Day three of the beginnings of a national uprising. “Students choose Europe”, says the banner. Certainly, increasing numbers of Ukrainian students are choosing European universities, although this is a reflection largely of the poor reputation – and disappointing reality – of Ukrainian higher education. Still, the higher education question is another matter.
What is important, however, is the role of students in this potential revolution. Although the first to set down their tents in squares around the country’s cities have been students, they are hardly visible on the streets, at least in Ivano-Frankivsk where the university authorities remain silent over support for students. In Lviv, however, the students en masse abandoned their universities and have been key in occupying the city centre.
In Ivano-Frankivsk, students are most probably at home with their parents, getting supplies and a bit of cash, like they do every weekend. Or they are too stressed out with the work and study they have to do on top of the 30+ hours a week they have in seminars and lectures to be able to participate actively here. Or, perhaps, despondent they don’t feel that their presence on the streets here will make much difference, particularly if most of the people visible are elderly, mostly men, in strangely identical black flat caps.

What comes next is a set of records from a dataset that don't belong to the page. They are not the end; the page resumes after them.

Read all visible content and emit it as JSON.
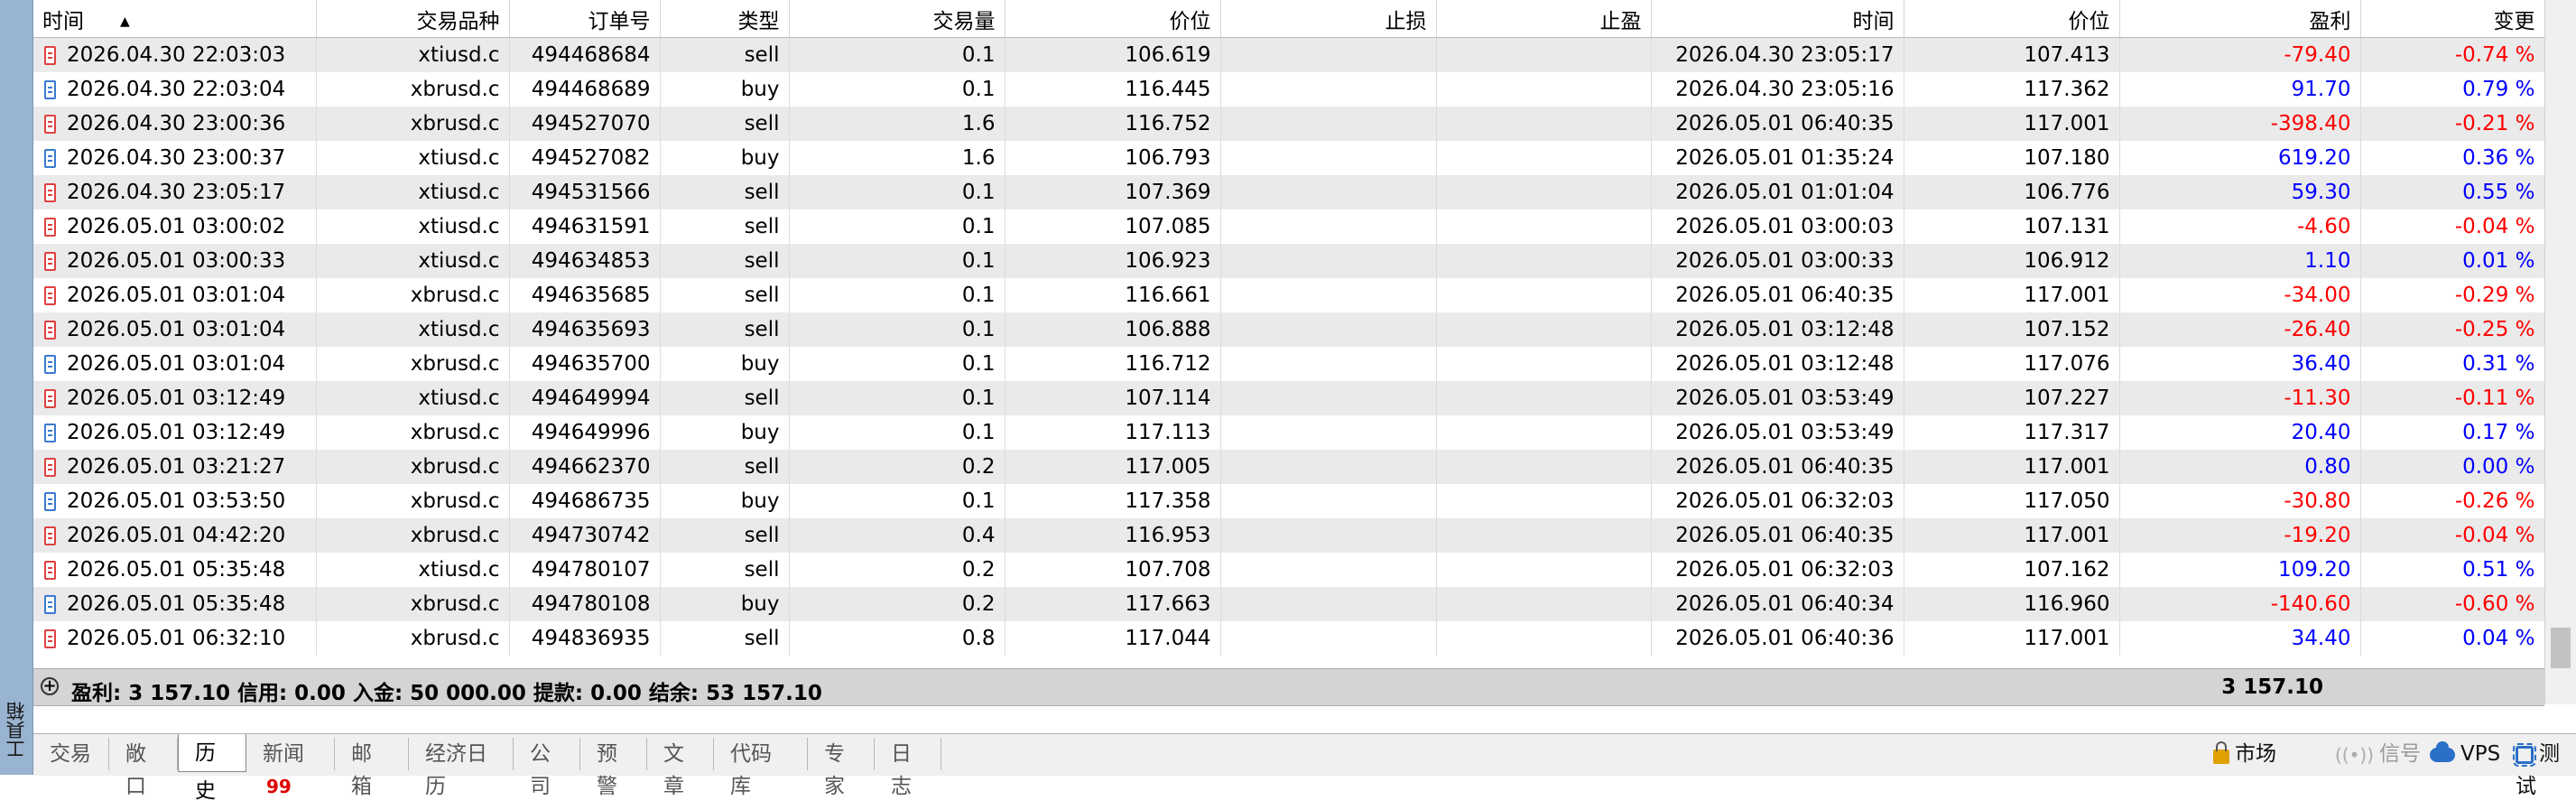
{
  "sidebar": {
    "label": "工具箱"
  },
  "columns": {
    "time": "时间",
    "symbol": "交易品种",
    "order": "订单号",
    "type": "类型",
    "volume": "交易量",
    "price": "价位",
    "sl": "止损",
    "tp": "止盈",
    "close_time": "时间",
    "close_price": "价位",
    "profit": "盈利",
    "change": "变更"
  },
  "rows": [
    {
      "time": "2026.04.30 22:03:03",
      "symbol": "xtiusd.c",
      "order": "494468684",
      "type": "sell",
      "volume": "0.1",
      "price": "106.619",
      "sl": "",
      "tp": "",
      "close_time": "2026.04.30 23:05:17",
      "close_price": "107.413",
      "profit": "-79.40",
      "change": "-0.74 %",
      "sign": "neg"
    },
    {
      "time": "2026.04.30 22:03:04",
      "symbol": "xbrusd.c",
      "order": "494468689",
      "type": "buy",
      "volume": "0.1",
      "price": "116.445",
      "sl": "",
      "tp": "",
      "close_time": "2026.04.30 23:05:16",
      "close_price": "117.362",
      "profit": "91.70",
      "change": "0.79 %",
      "sign": "pos"
    },
    {
      "time": "2026.04.30 23:00:36",
      "symbol": "xbrusd.c",
      "order": "494527070",
      "type": "sell",
      "volume": "1.6",
      "price": "116.752",
      "sl": "",
      "tp": "",
      "close_time": "2026.05.01 06:40:35",
      "close_price": "117.001",
      "profit": "-398.40",
      "change": "-0.21 %",
      "sign": "neg"
    },
    {
      "time": "2026.04.30 23:00:37",
      "symbol": "xtiusd.c",
      "order": "494527082",
      "type": "buy",
      "volume": "1.6",
      "price": "106.793",
      "sl": "",
      "tp": "",
      "close_time": "2026.05.01 01:35:24",
      "close_price": "107.180",
      "profit": "619.20",
      "change": "0.36 %",
      "sign": "pos"
    },
    {
      "time": "2026.04.30 23:05:17",
      "symbol": "xtiusd.c",
      "order": "494531566",
      "type": "sell",
      "volume": "0.1",
      "price": "107.369",
      "sl": "",
      "tp": "",
      "close_time": "2026.05.01 01:01:04",
      "close_price": "106.776",
      "profit": "59.30",
      "change": "0.55 %",
      "sign": "pos"
    },
    {
      "time": "2026.05.01 03:00:02",
      "symbol": "xtiusd.c",
      "order": "494631591",
      "type": "sell",
      "volume": "0.1",
      "price": "107.085",
      "sl": "",
      "tp": "",
      "close_time": "2026.05.01 03:00:03",
      "close_price": "107.131",
      "profit": "-4.60",
      "change": "-0.04 %",
      "sign": "neg"
    },
    {
      "time": "2026.05.01 03:00:33",
      "symbol": "xtiusd.c",
      "order": "494634853",
      "type": "sell",
      "volume": "0.1",
      "price": "106.923",
      "sl": "",
      "tp": "",
      "close_time": "2026.05.01 03:00:33",
      "close_price": "106.912",
      "profit": "1.10",
      "change": "0.01 %",
      "sign": "pos"
    },
    {
      "time": "2026.05.01 03:01:04",
      "symbol": "xbrusd.c",
      "order": "494635685",
      "type": "sell",
      "volume": "0.1",
      "price": "116.661",
      "sl": "",
      "tp": "",
      "close_time": "2026.05.01 06:40:35",
      "close_price": "117.001",
      "profit": "-34.00",
      "change": "-0.29 %",
      "sign": "neg"
    },
    {
      "time": "2026.05.01 03:01:04",
      "symbol": "xtiusd.c",
      "order": "494635693",
      "type": "sell",
      "volume": "0.1",
      "price": "106.888",
      "sl": "",
      "tp": "",
      "close_time": "2026.05.01 03:12:48",
      "close_price": "107.152",
      "profit": "-26.40",
      "change": "-0.25 %",
      "sign": "neg"
    },
    {
      "time": "2026.05.01 03:01:04",
      "symbol": "xbrusd.c",
      "order": "494635700",
      "type": "buy",
      "volume": "0.1",
      "price": "116.712",
      "sl": "",
      "tp": "",
      "close_time": "2026.05.01 03:12:48",
      "close_price": "117.076",
      "profit": "36.40",
      "change": "0.31 %",
      "sign": "pos"
    },
    {
      "time": "2026.05.01 03:12:49",
      "symbol": "xtiusd.c",
      "order": "494649994",
      "type": "sell",
      "volume": "0.1",
      "price": "107.114",
      "sl": "",
      "tp": "",
      "close_time": "2026.05.01 03:53:49",
      "close_price": "107.227",
      "profit": "-11.30",
      "change": "-0.11 %",
      "sign": "neg"
    },
    {
      "time": "2026.05.01 03:12:49",
      "symbol": "xbrusd.c",
      "order": "494649996",
      "type": "buy",
      "volume": "0.1",
      "price": "117.113",
      "sl": "",
      "tp": "",
      "close_time": "2026.05.01 03:53:49",
      "close_price": "117.317",
      "profit": "20.40",
      "change": "0.17 %",
      "sign": "pos"
    },
    {
      "time": "2026.05.01 03:21:27",
      "symbol": "xbrusd.c",
      "order": "494662370",
      "type": "sell",
      "volume": "0.2",
      "price": "117.005",
      "sl": "",
      "tp": "",
      "close_time": "2026.05.01 06:40:35",
      "close_price": "117.001",
      "profit": "0.80",
      "change": "0.00 %",
      "sign": "pos"
    },
    {
      "time": "2026.05.01 03:53:50",
      "symbol": "xbrusd.c",
      "order": "494686735",
      "type": "buy",
      "volume": "0.1",
      "price": "117.358",
      "sl": "",
      "tp": "",
      "close_time": "2026.05.01 06:32:03",
      "close_price": "117.050",
      "profit": "-30.80",
      "change": "-0.26 %",
      "sign": "neg"
    },
    {
      "time": "2026.05.01 04:42:20",
      "symbol": "xbrusd.c",
      "order": "494730742",
      "type": "sell",
      "volume": "0.4",
      "price": "116.953",
      "sl": "",
      "tp": "",
      "close_time": "2026.05.01 06:40:35",
      "close_price": "117.001",
      "profit": "-19.20",
      "change": "-0.04 %",
      "sign": "neg"
    },
    {
      "time": "2026.05.01 05:35:48",
      "symbol": "xtiusd.c",
      "order": "494780107",
      "type": "sell",
      "volume": "0.2",
      "price": "107.708",
      "sl": "",
      "tp": "",
      "close_time": "2026.05.01 06:32:03",
      "close_price": "107.162",
      "profit": "109.20",
      "change": "0.51 %",
      "sign": "pos"
    },
    {
      "time": "2026.05.01 05:35:48",
      "symbol": "xbrusd.c",
      "order": "494780108",
      "type": "buy",
      "volume": "0.2",
      "price": "117.663",
      "sl": "",
      "tp": "",
      "close_time": "2026.05.01 06:40:34",
      "close_price": "116.960",
      "profit": "-140.60",
      "change": "-0.60 %",
      "sign": "neg"
    },
    {
      "time": "2026.05.01 06:32:10",
      "symbol": "xbrusd.c",
      "order": "494836935",
      "type": "sell",
      "volume": "0.8",
      "price": "117.044",
      "sl": "",
      "tp": "",
      "close_time": "2026.05.01 06:40:36",
      "close_price": "117.001",
      "profit": "34.40",
      "change": "0.04 %",
      "sign": "pos"
    }
  ],
  "summary": {
    "text": "盈利: 3 157.10  信用: 0.00  入金: 50 000.00  提款: 0.00  结余: 53 157.10",
    "profit_total": "3 157.10"
  },
  "tabs": [
    {
      "label": "交易",
      "active": false
    },
    {
      "label": "敞口",
      "active": false
    },
    {
      "label": "历史",
      "active": true
    },
    {
      "label": "新闻",
      "badge": "99",
      "active": false
    },
    {
      "label": "邮箱",
      "active": false
    },
    {
      "label": "经济日历",
      "active": false
    },
    {
      "label": "公司",
      "active": false
    },
    {
      "label": "预警",
      "active": false
    },
    {
      "label": "文章",
      "active": false
    },
    {
      "label": "代码库",
      "active": false
    },
    {
      "label": "专家",
      "active": false
    },
    {
      "label": "日志",
      "active": false
    }
  ],
  "status": {
    "market": "市场",
    "signal": "信号",
    "vps": "VPS",
    "test": "测试"
  },
  "colors": {
    "negative": "#ff0000",
    "positive": "#0000ff",
    "row_alt": "#eaeaea",
    "sidebar": "#99b4d1"
  }
}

I am sure the cameras of the Western media organisations will be trained soon enough on Kyiv and its march involving some 50-100,000 people. But the perspective from the provinces here is proving quite interesting.
Observing an hour of speeches today, it seems that the most charismatic and organised speakers are from the right-wing nationalist Svoboda Party. However, they are proving quite restrained in reaching for any unhealthy nationalist rhetoric or even nationalist symbols. Instead, the message is largely for a return to what they see as Ukraine’s roots in Europe, opposing this to what appears as an “Asian” and “Soviet” future if the current direction continues.
The city’s stage is shared, however, by a variety of civil-society and patriotic organisations. So a young man in military uniform appeared on stage, representing the Stepan Bandera Tryzub (Trident) organisation and warned that if Ukraine does not take the European route, then his organisation will initiate an armed rising on Kyiv. His views were quite exceptional though in the grand scheme of things, but a warning nonetheless of a more violent potential turn.
The purpose of the daily meetings on the Square here, alongside the kind of Speakers’ Corner function, is to communicate messages – in a very old school way – from the central protests in Kyiv, outlining the nominal leaders’ tactics, decisions and hopes. So, the square fills in the gaps in information affecting the mass of people who do not have access to the internet. This should signal a note of caution to Western commentators, who will perhaps frame this as another twitter revolution/”spring”.
The main dilemma now seems to be whether to send people to Kyiv to join the protests there, or keep the core of the local protest in Ivano-Frankivsk. Of course, this would be less of a dilemma if there were more students in this university city willing to take to the streets and think of their longer-term futures, rather than the imminent threat to their grades for next week.